ENTRIES PROVIDED below:
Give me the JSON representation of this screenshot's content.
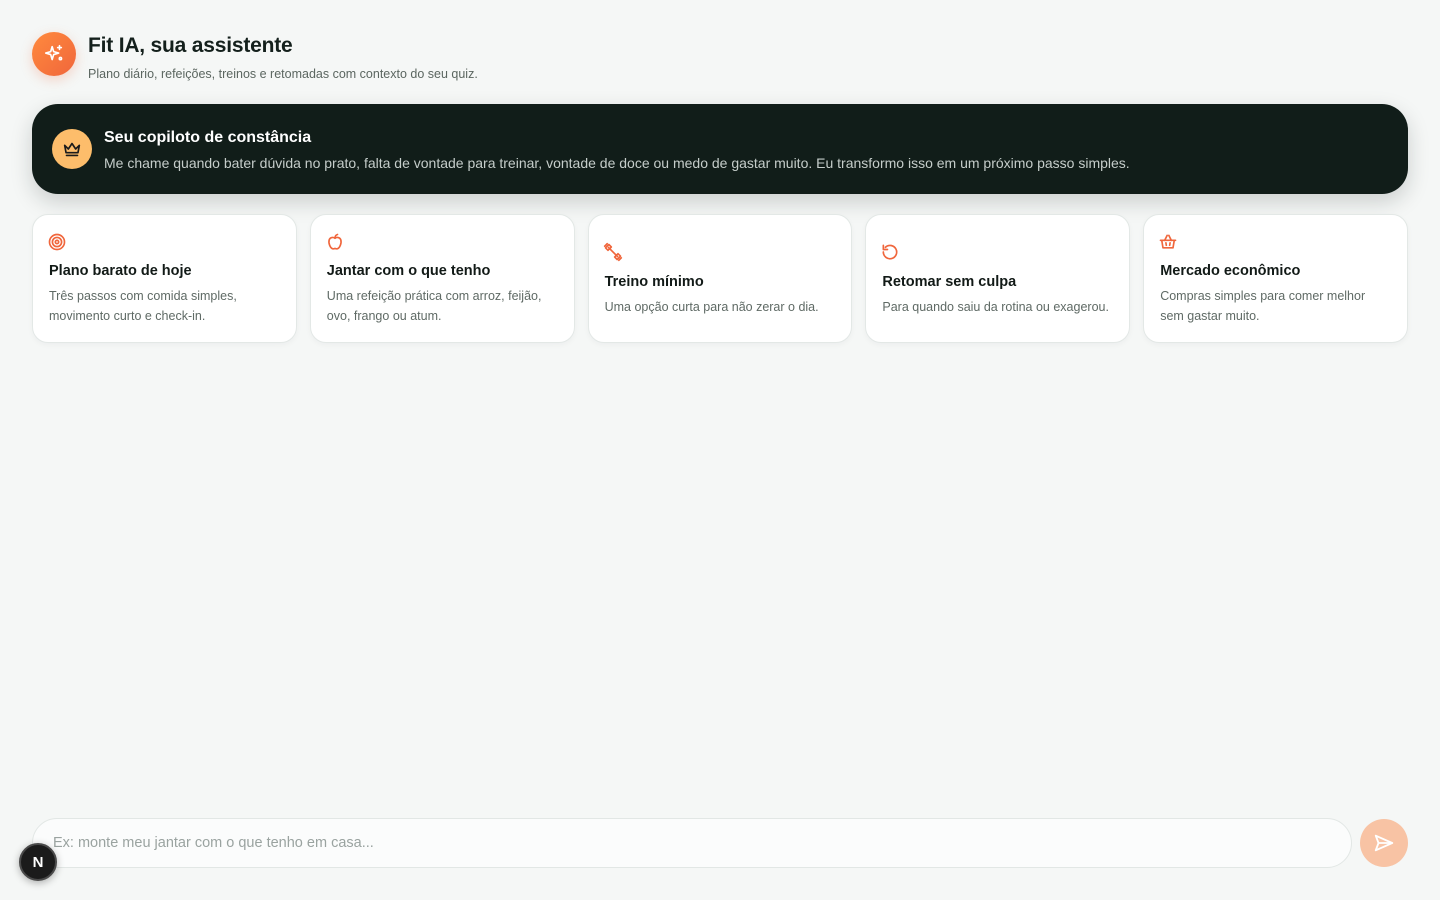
{
  "header": {
    "title": "Fit IA, sua assistente",
    "subtitle": "Plano diário, refeições, treinos e retomadas com contexto do seu quiz.",
    "icon": "sparkles-icon"
  },
  "banner": {
    "icon": "crown-icon",
    "title": "Seu copiloto de constância",
    "description": "Me chame quando bater dúvida no prato, falta de vontade para treinar, vontade de doce ou medo de gastar muito. Eu transformo isso em um próximo passo simples."
  },
  "suggestions": [
    {
      "icon": "target-icon",
      "title": "Plano barato de hoje",
      "description": "Três passos com comida simples, movimento curto e check-in."
    },
    {
      "icon": "apple-icon",
      "title": "Jantar com o que tenho",
      "description": "Uma refeição prática com arroz, feijão, ovo, frango ou atum."
    },
    {
      "icon": "dumbbell-icon",
      "title": "Treino mínimo",
      "description": "Uma opção curta para não zerar o dia."
    },
    {
      "icon": "rotate-ccw-icon",
      "title": "Retomar sem culpa",
      "description": "Para quando saiu da rotina ou exagerou."
    },
    {
      "icon": "basket-icon",
      "title": "Mercado econômico",
      "description": "Compras simples para comer melhor sem gastar muito."
    }
  ],
  "composer": {
    "placeholder": "Ex: monte meu jantar com o que tenho em casa...",
    "send_icon": "send-icon"
  },
  "dev_badge": {
    "label": "N"
  },
  "colors": {
    "accent": "#f0663c",
    "banner_bg": "#111d19",
    "crown_bg": "#fdbd6b",
    "send_bg": "#f8c3a4",
    "page_bg": "#f5f7f6"
  }
}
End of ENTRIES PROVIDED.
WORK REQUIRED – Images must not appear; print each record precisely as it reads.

EXERCISE SOLUTION –
Give me the JSON representation of this screenshot's content.
{
  "header": {
    "title": "Fit IA, sua assistente",
    "subtitle": "Plano diário, refeições, treinos e retomadas com contexto do seu quiz.",
    "icon": "sparkles-icon"
  },
  "banner": {
    "icon": "crown-icon",
    "title": "Seu copiloto de constância",
    "description": "Me chame quando bater dúvida no prato, falta de vontade para treinar, vontade de doce ou medo de gastar muito. Eu transformo isso em um próximo passo simples."
  },
  "suggestions": [
    {
      "icon": "target-icon",
      "title": "Plano barato de hoje",
      "description": "Três passos com comida simples, movimento curto e check-in."
    },
    {
      "icon": "apple-icon",
      "title": "Jantar com o que tenho",
      "description": "Uma refeição prática com arroz, feijão, ovo, frango ou atum."
    },
    {
      "icon": "dumbbell-icon",
      "title": "Treino mínimo",
      "description": "Uma opção curta para não zerar o dia."
    },
    {
      "icon": "rotate-ccw-icon",
      "title": "Retomar sem culpa",
      "description": "Para quando saiu da rotina ou exagerou."
    },
    {
      "icon": "basket-icon",
      "title": "Mercado econômico",
      "description": "Compras simples para comer melhor sem gastar muito."
    }
  ],
  "composer": {
    "placeholder": "Ex: monte meu jantar com o que tenho em casa...",
    "send_icon": "send-icon"
  },
  "dev_badge": {
    "label": "N"
  },
  "colors": {
    "accent": "#f0663c",
    "banner_bg": "#111d19",
    "crown_bg": "#fdbd6b",
    "send_bg": "#f8c3a4",
    "page_bg": "#f5f7f6"
  }
}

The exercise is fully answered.